--- RECORDED DATA Enclosed Below ---

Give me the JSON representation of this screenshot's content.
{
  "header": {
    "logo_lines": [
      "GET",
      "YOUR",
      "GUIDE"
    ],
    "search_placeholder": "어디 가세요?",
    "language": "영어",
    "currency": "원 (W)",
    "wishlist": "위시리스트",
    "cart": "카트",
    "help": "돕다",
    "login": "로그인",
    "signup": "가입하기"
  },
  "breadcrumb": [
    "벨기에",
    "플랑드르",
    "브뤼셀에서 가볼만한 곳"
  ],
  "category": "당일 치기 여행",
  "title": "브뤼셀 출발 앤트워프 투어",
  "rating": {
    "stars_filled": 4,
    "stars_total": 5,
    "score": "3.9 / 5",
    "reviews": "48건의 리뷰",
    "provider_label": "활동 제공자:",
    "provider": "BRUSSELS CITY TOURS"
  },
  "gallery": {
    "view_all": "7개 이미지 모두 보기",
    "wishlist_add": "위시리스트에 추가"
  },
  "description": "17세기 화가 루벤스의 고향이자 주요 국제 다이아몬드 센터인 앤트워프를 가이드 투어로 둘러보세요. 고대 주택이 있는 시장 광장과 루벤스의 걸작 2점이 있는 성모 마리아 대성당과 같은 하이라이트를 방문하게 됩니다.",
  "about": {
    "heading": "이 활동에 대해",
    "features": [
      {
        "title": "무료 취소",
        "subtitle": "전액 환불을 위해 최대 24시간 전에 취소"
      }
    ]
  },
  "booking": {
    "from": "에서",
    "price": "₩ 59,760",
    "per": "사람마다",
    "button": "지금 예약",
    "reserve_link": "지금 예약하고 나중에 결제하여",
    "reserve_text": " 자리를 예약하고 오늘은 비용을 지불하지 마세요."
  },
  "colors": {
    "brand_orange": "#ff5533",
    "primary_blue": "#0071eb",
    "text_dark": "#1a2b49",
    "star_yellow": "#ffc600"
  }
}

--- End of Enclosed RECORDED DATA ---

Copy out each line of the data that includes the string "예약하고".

    "reserve_link": "지금 예약하고 나중에 결제하여",
    "reserve_text": " 자리를 예약하고 오늘은 비용을 지불하지 마세요."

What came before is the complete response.